With the January legislative session looming, many Illinois residents worry their lawmakers are no closer to passing a budget. The impact of this historic budget impasse has been devastating. A vital program for many, Meals on Wheels, is struggling to survive in Alton.
In this case, the victims of this budget crisis are poor, retired seniors. At southern Illinois' largest senior service agency, they say it’s increasingly challenging to help their 30,000 area seniors.
Every day, retired Army vet Jerome Tucker opens the freezer, grabs packages of frozen meals, and loads them into his car. Then he's off, delivering to dozens of seniors.
"There are just a lot of elderly that really depend on you,” he says, "They're really smiling and carrying on and they don't want you to leave."
He says it's different now, since lawmakers have continually failed to pass a budget. Senior Services Plus used to deliver 650 hot meals every day. Now, it's 420 frozen meals, delivered just once a week.
"It's a shame," he says. "I think they ought to go along with us on our route and see these people. Some are really in bad shape and look forward to seeing you every day, and we just can't do it anymore."
The first stop on Thursday’s route is Cora Huff. The 76 year-old worked as a bartender for 35 years. She's been retired for a decade, now scraping by on social security and these frozen meals.
"Sometimes I'll split the meals up to make two meals out of one box,” she says.
With the driver coming once a week now, she gets nervous.
"I fell a few times and had to drag myself to the door," she says. 'And then they just recently told me I have Parkinson's disease."
But Huff still feels lucky; she'll spend Christmas Day with her grandkids.
Sixty percent of the Meals on Wheels seniors have no family in the area.
"There's a lot of them that never see anybody all day," Tucker says. "One I found that fell had been laying there all night. He was wedged between a chair and a table.”
Back at Senior Services Plus, Executive Director Jonathan Becker says the benefit of these $8 meals (of which the state pays $4) is clear.
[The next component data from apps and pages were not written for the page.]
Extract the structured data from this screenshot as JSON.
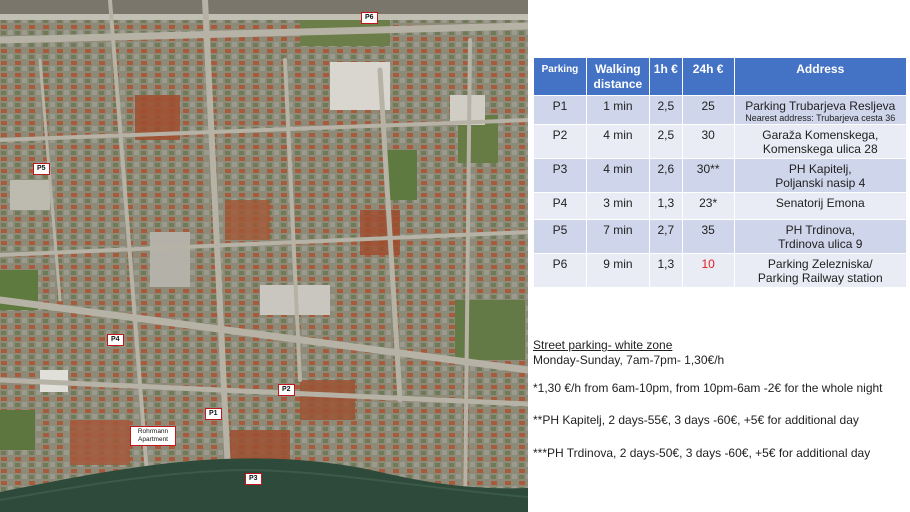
{
  "map": {
    "markers": [
      {
        "id": "p6",
        "label": "P6"
      },
      {
        "id": "p5",
        "label": "P5"
      },
      {
        "id": "p4",
        "label": "P4"
      },
      {
        "id": "p2",
        "label": "P2"
      },
      {
        "id": "p1",
        "label": "P1"
      },
      {
        "id": "home",
        "label": "Rohrmann Apartment"
      },
      {
        "id": "p3",
        "label": "P3"
      }
    ],
    "colors": {
      "marker_border": "#c0171d",
      "river": "#2e4a3a",
      "road": "#b7b2a6"
    }
  },
  "table": {
    "headers": [
      "Parking",
      "Walking distance",
      "1h €",
      "24h €",
      "Address"
    ],
    "header_color": "#4472c4",
    "rows": [
      {
        "parking": "P1",
        "walk": "1 min",
        "h1": "2,5",
        "h24": "25",
        "address": "Parking Trubarjeva Resljeva",
        "address2": "Nearest address: Trubarjeva cesta 36"
      },
      {
        "parking": "P2",
        "walk": "4 min",
        "h1": "2,5",
        "h24": "30",
        "address": "Garaža Komenskega,",
        "address2": "Komenskega ulica 28"
      },
      {
        "parking": "P3",
        "walk": "4 min",
        "h1": "2,6",
        "h24": "30**",
        "address": "PH Kapitelj,",
        "address2": "Poljanski nasip 4"
      },
      {
        "parking": "P4",
        "walk": "3 min",
        "h1": "1,3",
        "h24": "23*",
        "address": "Senatorij Emona",
        "address2": ""
      },
      {
        "parking": "P5",
        "walk": "7 min",
        "h1": "2,7",
        "h24": "35",
        "address": "PH Trdinova,",
        "address2": "Trdinova ulica 9"
      },
      {
        "parking": "P6",
        "walk": "9 min",
        "h1": "1,3",
        "h24": "10",
        "address": "Parking Zelezniska/",
        "address2": "Parking Railway station"
      }
    ]
  },
  "notes": {
    "street_title": "Street parking- white zone",
    "street_hours": "Monday-Sunday, 7am-7pm- 1,30€/h",
    "note1": "*1,30 €/h from 6am-10pm, from 10pm-6am -2€ for the whole night",
    "note2": "**PH Kapitelj, 2 days-55€, 3 days -60€, +5€ for additional day",
    "note3": "***PH Trdinova, 2 days-50€, 3 days -60€, +5€ for additional day"
  }
}
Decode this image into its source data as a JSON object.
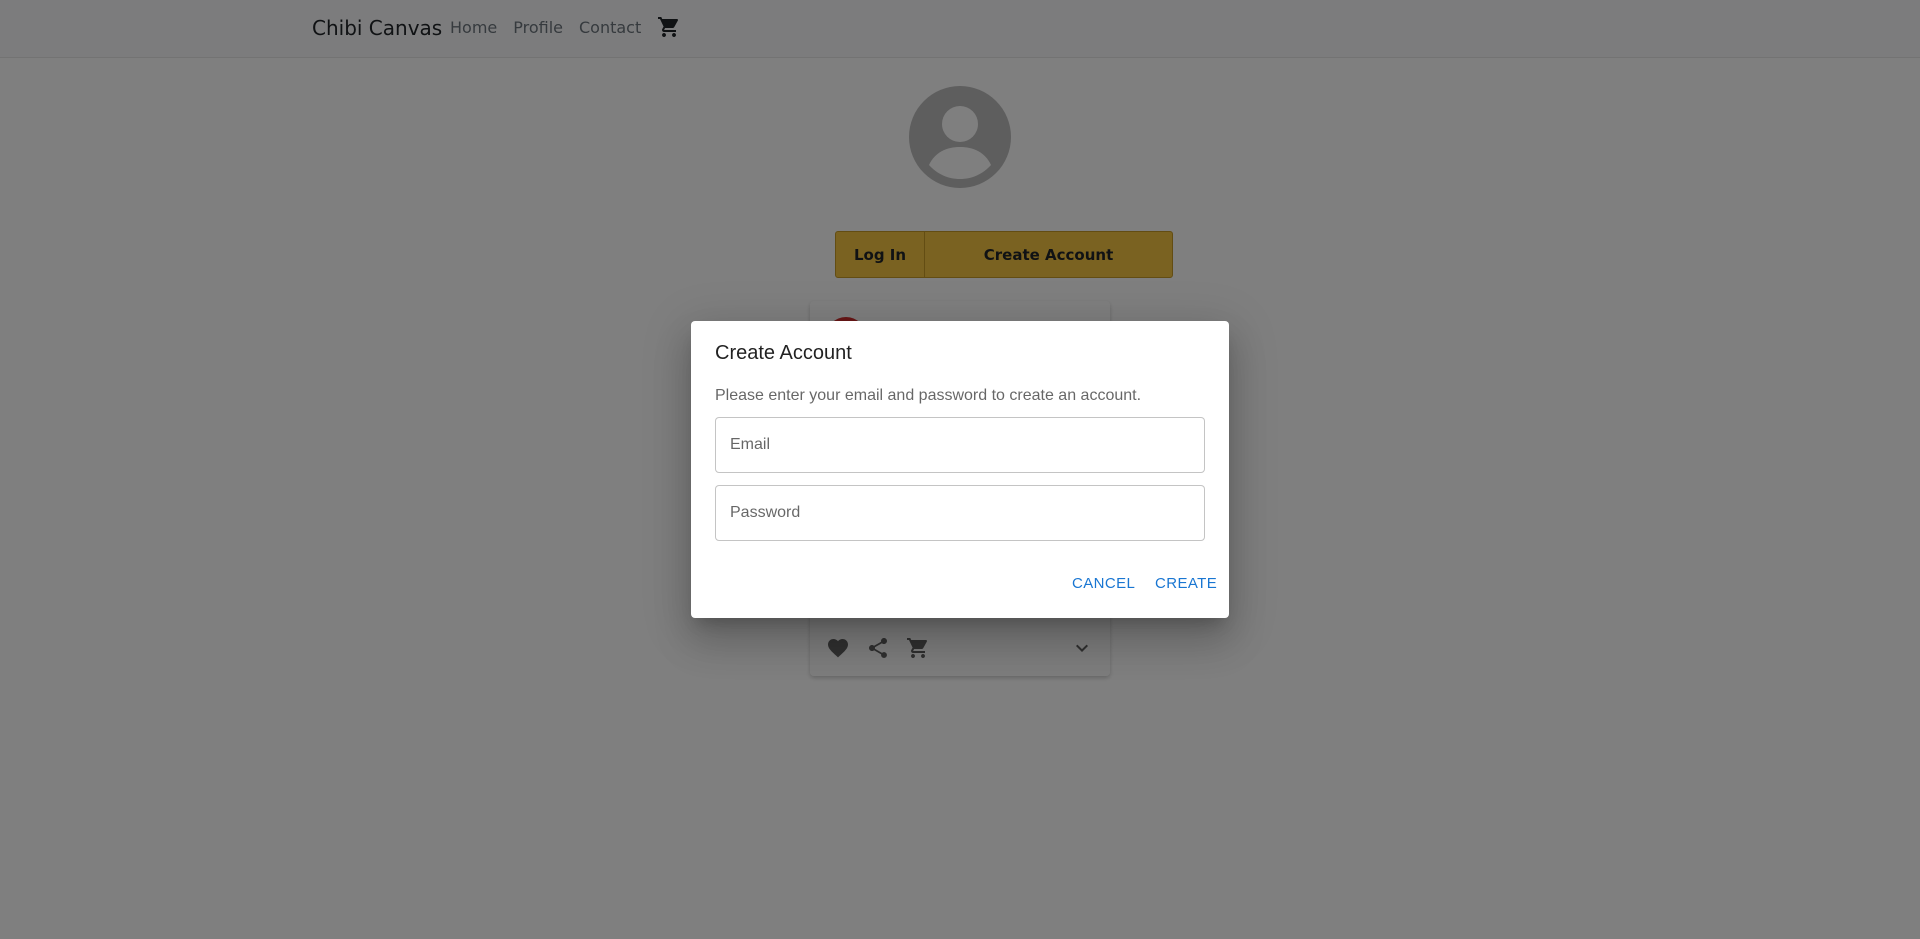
{
  "navbar": {
    "brand": "Chibi Canvas",
    "links": [
      "Home",
      "Profile",
      "Contact"
    ],
    "cart_icon": "cart-icon"
  },
  "profile": {
    "avatar_icon": "account-circle-icon",
    "login_label": "Log In",
    "create_account_label": "Create Account"
  },
  "card": {
    "actions": [
      "heart-icon",
      "share-icon",
      "cart-icon",
      "chevron-down-icon"
    ]
  },
  "dialog": {
    "title": "Create Account",
    "description": "Please enter your email and password to create an account.",
    "email_placeholder": "Email",
    "password_placeholder": "Password",
    "cancel_label": "CANCEL",
    "create_label": "CREATE"
  },
  "colors": {
    "accent_button": "#f5c542",
    "dialog_action": "#1976d2",
    "backdrop": "rgba(0,0,0,0.5)"
  }
}
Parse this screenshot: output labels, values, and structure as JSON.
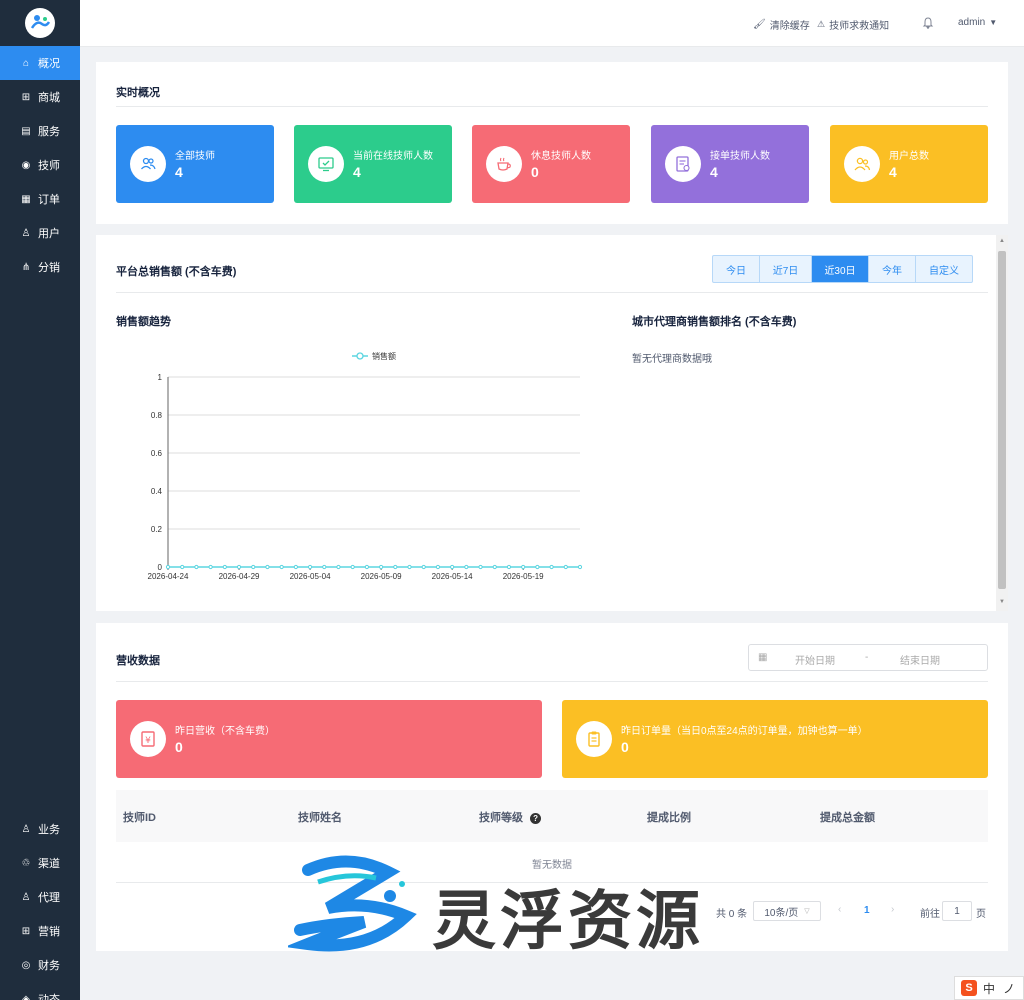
{
  "sidebar": {
    "items": [
      {
        "label": "概况",
        "icon": "home-icon"
      },
      {
        "label": "商城",
        "icon": "shop-icon"
      },
      {
        "label": "服务",
        "icon": "service-icon"
      },
      {
        "label": "技师",
        "icon": "technician-icon"
      },
      {
        "label": "订单",
        "icon": "order-icon"
      },
      {
        "label": "用户",
        "icon": "user-icon"
      },
      {
        "label": "分销",
        "icon": "distribution-icon"
      }
    ],
    "bottom_items": [
      {
        "label": "业务",
        "icon": "business-icon"
      },
      {
        "label": "渠道",
        "icon": "channel-icon"
      },
      {
        "label": "代理",
        "icon": "agent-icon"
      },
      {
        "label": "营销",
        "icon": "marketing-icon"
      },
      {
        "label": "财务",
        "icon": "finance-icon"
      },
      {
        "label": "动态",
        "icon": "dynamic-icon"
      }
    ],
    "active_index": 0
  },
  "header": {
    "clear_cache": "清除缓存",
    "tech_help": "技师求救通知",
    "user": "admin"
  },
  "realtime": {
    "title": "实时概况",
    "stats": [
      {
        "label": "全部技师",
        "value": "4",
        "color": "#2d8cf0",
        "icon": "users-icon"
      },
      {
        "label": "当前在线技师人数",
        "value": "4",
        "color": "#2ccc8c",
        "icon": "monitor-check-icon"
      },
      {
        "label": "休息技师人数",
        "value": "0",
        "color": "#f66b75",
        "icon": "coffee-icon"
      },
      {
        "label": "接单技师人数",
        "value": "4",
        "color": "#9370db",
        "icon": "document-check-icon"
      },
      {
        "label": "用户总数",
        "value": "4",
        "color": "#fbbf24",
        "icon": "user-group-icon"
      }
    ]
  },
  "sales": {
    "title": "平台总销售额 (不含车费)",
    "tabs": [
      "今日",
      "近7日",
      "近30日",
      "今年",
      "自定义"
    ],
    "active_tab": 2,
    "trend_title": "销售额趋势",
    "ranking_title": "城市代理商销售额排名 (不含车费)",
    "ranking_empty": "暂无代理商数据哦"
  },
  "chart_data": {
    "type": "line",
    "title": "",
    "xlabel": "",
    "ylabel": "",
    "legend_position": "top-center",
    "grid": true,
    "ylim": [
      0,
      1
    ],
    "yticks": [
      "0",
      "0.2",
      "0.4",
      "0.6",
      "0.8",
      "1"
    ],
    "xticks": [
      "2026-04-24",
      "2026-04-29",
      "2026-05-04",
      "2026-05-09",
      "2026-05-14",
      "2026-05-19"
    ],
    "x": [
      "2026-04-24",
      "2026-04-25",
      "2026-04-26",
      "2026-04-27",
      "2026-04-28",
      "2026-04-29",
      "2026-04-30",
      "2026-05-01",
      "2026-05-02",
      "2026-05-03",
      "2026-05-04",
      "2026-05-05",
      "2026-05-06",
      "2026-05-07",
      "2026-05-08",
      "2026-05-09",
      "2026-05-10",
      "2026-05-11",
      "2026-05-12",
      "2026-05-13",
      "2026-05-14",
      "2026-05-15",
      "2026-05-16",
      "2026-05-17",
      "2026-05-18",
      "2026-05-19",
      "2026-05-20",
      "2026-05-21",
      "2026-05-22",
      "2026-05-23"
    ],
    "series": [
      {
        "name": "销售额",
        "color": "#5bd5e0",
        "values": [
          0,
          0,
          0,
          0,
          0,
          0,
          0,
          0,
          0,
          0,
          0,
          0,
          0,
          0,
          0,
          0,
          0,
          0,
          0,
          0,
          0,
          0,
          0,
          0,
          0,
          0,
          0,
          0,
          0,
          0
        ]
      }
    ]
  },
  "revenue": {
    "title": "营收数据",
    "start_placeholder": "开始日期",
    "separator": "-",
    "end_placeholder": "结束日期",
    "yesterday_revenue_label": "昨日营收（不含车费）",
    "yesterday_revenue_value": "0",
    "yesterday_orders_label": "昨日订单量（当日0点至24点的订单量，加钟也算一单）",
    "yesterday_orders_value": "0",
    "table_headers": [
      "技师ID",
      "技师姓名",
      "技师等级",
      "提成比例",
      "提成总金额"
    ],
    "empty": "暂无数据",
    "pagination": {
      "total": "共 0 条",
      "page_size": "10条/页",
      "current": "1",
      "goto_label": "前往",
      "goto_value": "1",
      "page_suffix": "页"
    }
  },
  "watermark_text": "灵浮资源",
  "ime": {
    "label": "中",
    "extra": "ノ"
  }
}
"A meal on wheel helps keep someone in their home,” he says, “A nursing home Medicaid bed is $150 a day. It only costs $800 a year for Meals on Wheels. It’s so much more cost effective.”
This program also keeps Tucker from losing hope. The 72 year-old was just diagnosed with lung cancer. His chemotherapy is now scheduled around his deliveries.
"They're more than friends,” he says about the senior citizens along his routes, “I look forward to it every day."
In Illinois, 50 social service agencies have shut down because of the budget crisis. The new legislative session begins in early January when budget talks should resume.